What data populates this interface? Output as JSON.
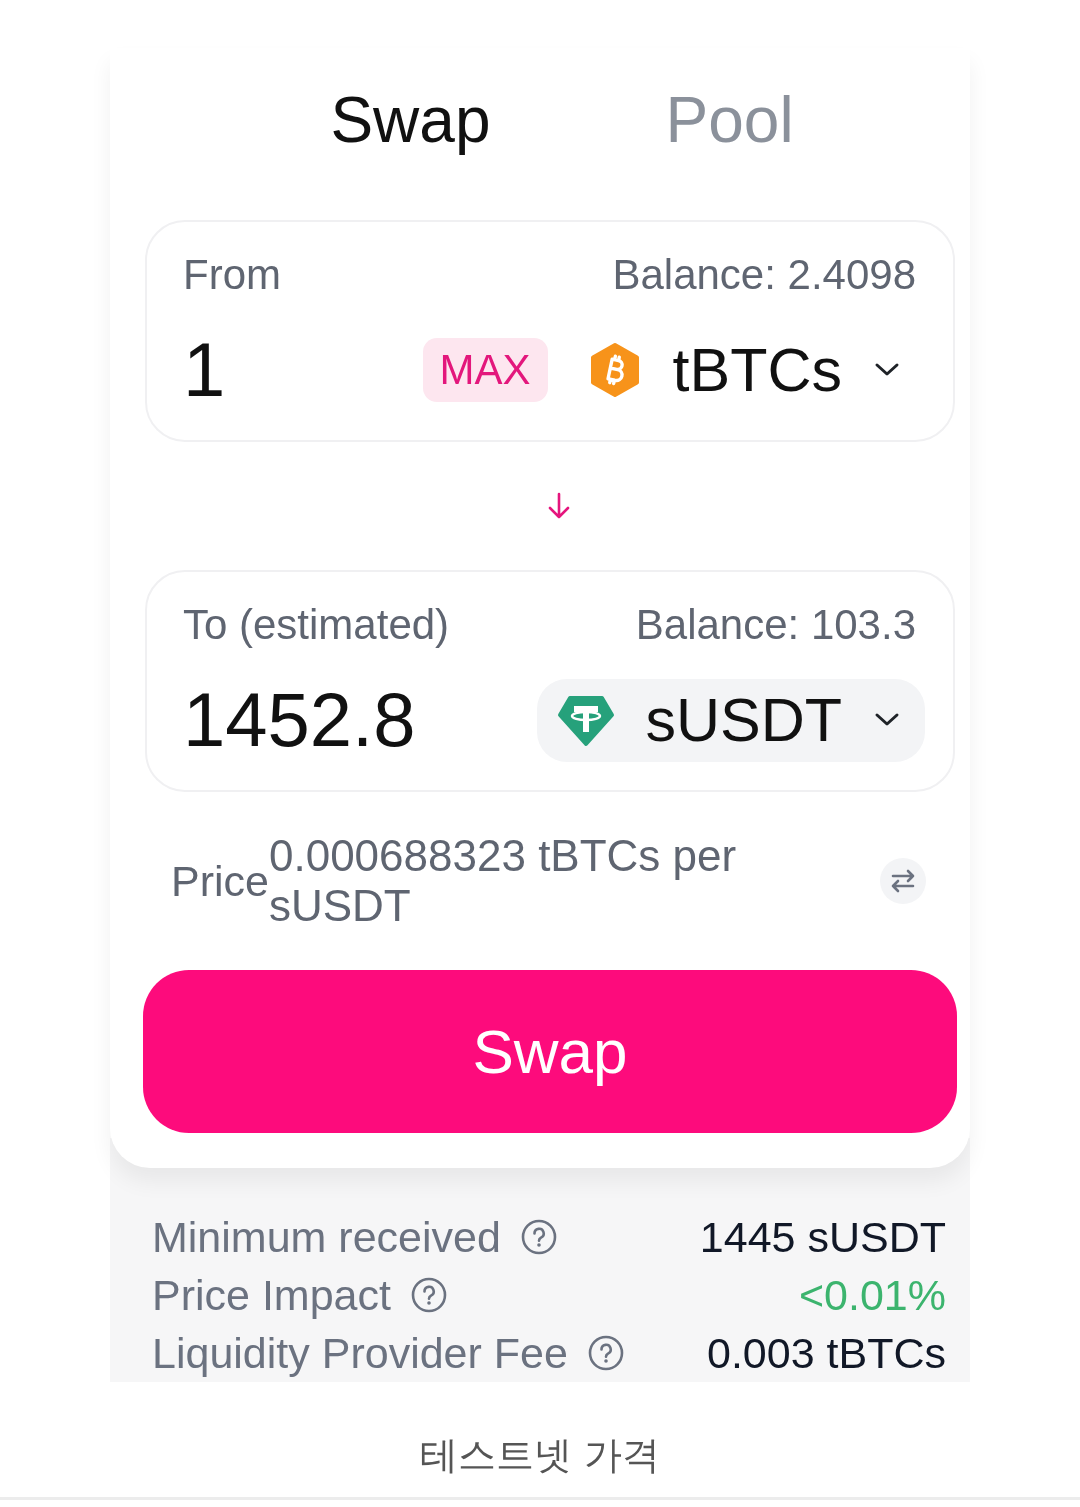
{
  "tabs": [
    {
      "label": "Swap",
      "selected": true
    },
    {
      "label": "Pool",
      "selected": false
    }
  ],
  "from": {
    "label": "From",
    "balance": "Balance: 2.4098",
    "amount": "1",
    "max": "MAX",
    "token": "tBTCs",
    "highlighted": false
  },
  "to": {
    "label": "To (estimated)",
    "balance": "Balance: 103.3",
    "amount": "1452.8",
    "token": "sUSDT",
    "highlighted": true
  },
  "price": {
    "label": "Price",
    "value": "0.000688323 tBTCs per sUSDT"
  },
  "swap_button": "Swap",
  "details": [
    {
      "label": "Minimum received",
      "value": "1445 sUSDT",
      "color": "#111827"
    },
    {
      "label": "Price Impact",
      "value": "<0.01%",
      "color": "#3cb46e"
    },
    {
      "label": "Liquidity Provider Fee",
      "value": "0.003 tBTCs",
      "color": "#111827"
    }
  ],
  "caption": "테스트넷 가격"
}
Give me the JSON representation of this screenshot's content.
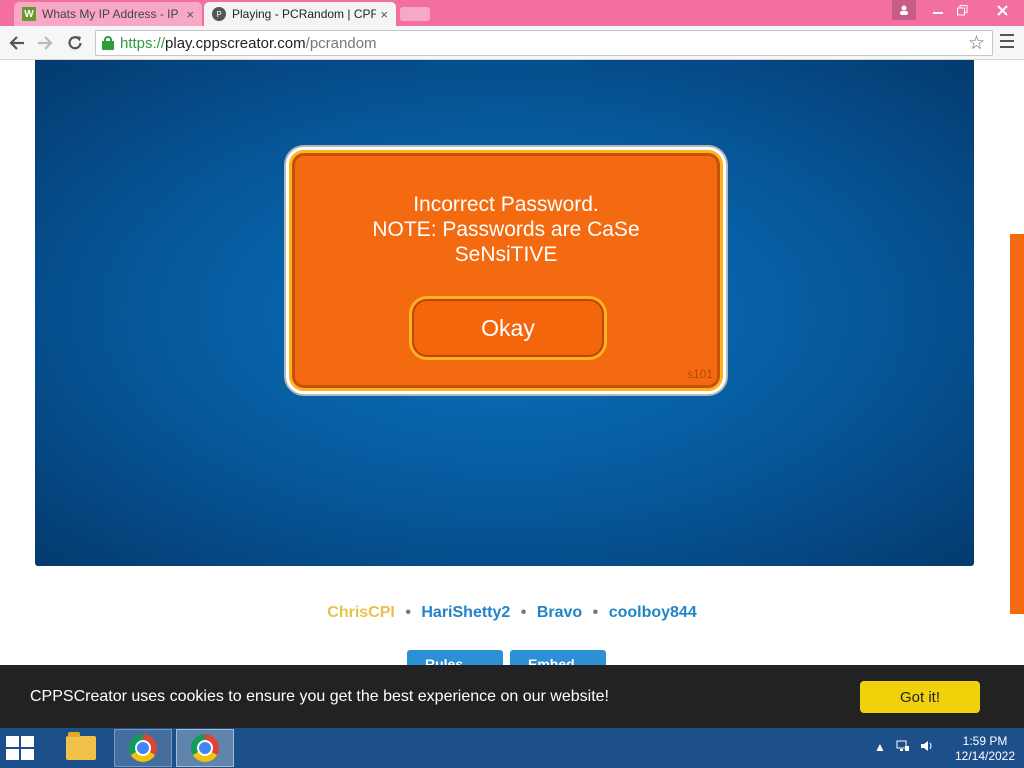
{
  "browser": {
    "tabs": [
      {
        "label": "Whats My IP Address - IP",
        "favicon": "W",
        "close": "×"
      },
      {
        "label": "Playing - PCRandom | CPF",
        "favicon": "P",
        "close": "×"
      }
    ],
    "url": {
      "scheme": "https://",
      "host": "play.cppscreator.com",
      "path": "/pcrandom"
    },
    "accent_color": "#f26fa0"
  },
  "game": {
    "dialog": {
      "lines": [
        "Incorrect Password.",
        "NOTE: Passwords are CaSe",
        "SeNsiTIVE"
      ],
      "button_label": "Okay",
      "code": "s101"
    }
  },
  "credits": [
    "ChrisCPI",
    "HariShetty2",
    "Bravo",
    "coolboy844"
  ],
  "credit_separator": "•",
  "page_buttons": [
    "Rules",
    "Embed"
  ],
  "cookie_bar": {
    "message": "CPPSCreator uses cookies to ensure you get the best experience on our website!",
    "button_label": "Got it!"
  },
  "taskbar": {
    "time": "1:59 PM",
    "date": "12/14/2022"
  }
}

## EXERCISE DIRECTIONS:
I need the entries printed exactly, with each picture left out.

## SOLUTION TO THIS EXERCISE:
What data populates this interface? Output as JSON.
{
  "tabs": [
    {
      "label": "Swap",
      "selected": true
    },
    {
      "label": "Pool",
      "selected": false
    }
  ],
  "from": {
    "label": "From",
    "balance": "Balance: 2.4098",
    "amount": "1",
    "max": "MAX",
    "token": "tBTCs",
    "highlighted": false
  },
  "to": {
    "label": "To (estimated)",
    "balance": "Balance: 103.3",
    "amount": "1452.8",
    "token": "sUSDT",
    "highlighted": true
  },
  "price": {
    "label": "Price",
    "value": "0.000688323 tBTCs per sUSDT"
  },
  "swap_button": "Swap",
  "details": [
    {
      "label": "Minimum received",
      "value": "1445 sUSDT",
      "color": "#111827"
    },
    {
      "label": "Price Impact",
      "value": "<0.01%",
      "color": "#3cb46e"
    },
    {
      "label": "Liquidity Provider Fee",
      "value": "0.003 tBTCs",
      "color": "#111827"
    }
  ],
  "caption": "테스트넷 가격"
}
Give me the JSON representation of this screenshot's content.
{
  "browser": {
    "tabs": [
      {
        "label": "Whats My IP Address - IP",
        "favicon": "W",
        "close": "×"
      },
      {
        "label": "Playing - PCRandom | CPF",
        "favicon": "P",
        "close": "×"
      }
    ],
    "url": {
      "scheme": "https://",
      "host": "play.cppscreator.com",
      "path": "/pcrandom"
    },
    "accent_color": "#f26fa0"
  },
  "game": {
    "dialog": {
      "lines": [
        "Incorrect Password.",
        "NOTE: Passwords are CaSe",
        "SeNsiTIVE"
      ],
      "button_label": "Okay",
      "code": "s101"
    }
  },
  "credits": [
    "ChrisCPI",
    "HariShetty2",
    "Bravo",
    "coolboy844"
  ],
  "credit_separator": "•",
  "page_buttons": [
    "Rules",
    "Embed"
  ],
  "cookie_bar": {
    "message": "CPPSCreator uses cookies to ensure you get the best experience on our website!",
    "button_label": "Got it!"
  },
  "taskbar": {
    "time": "1:59 PM",
    "date": "12/14/2022"
  }
}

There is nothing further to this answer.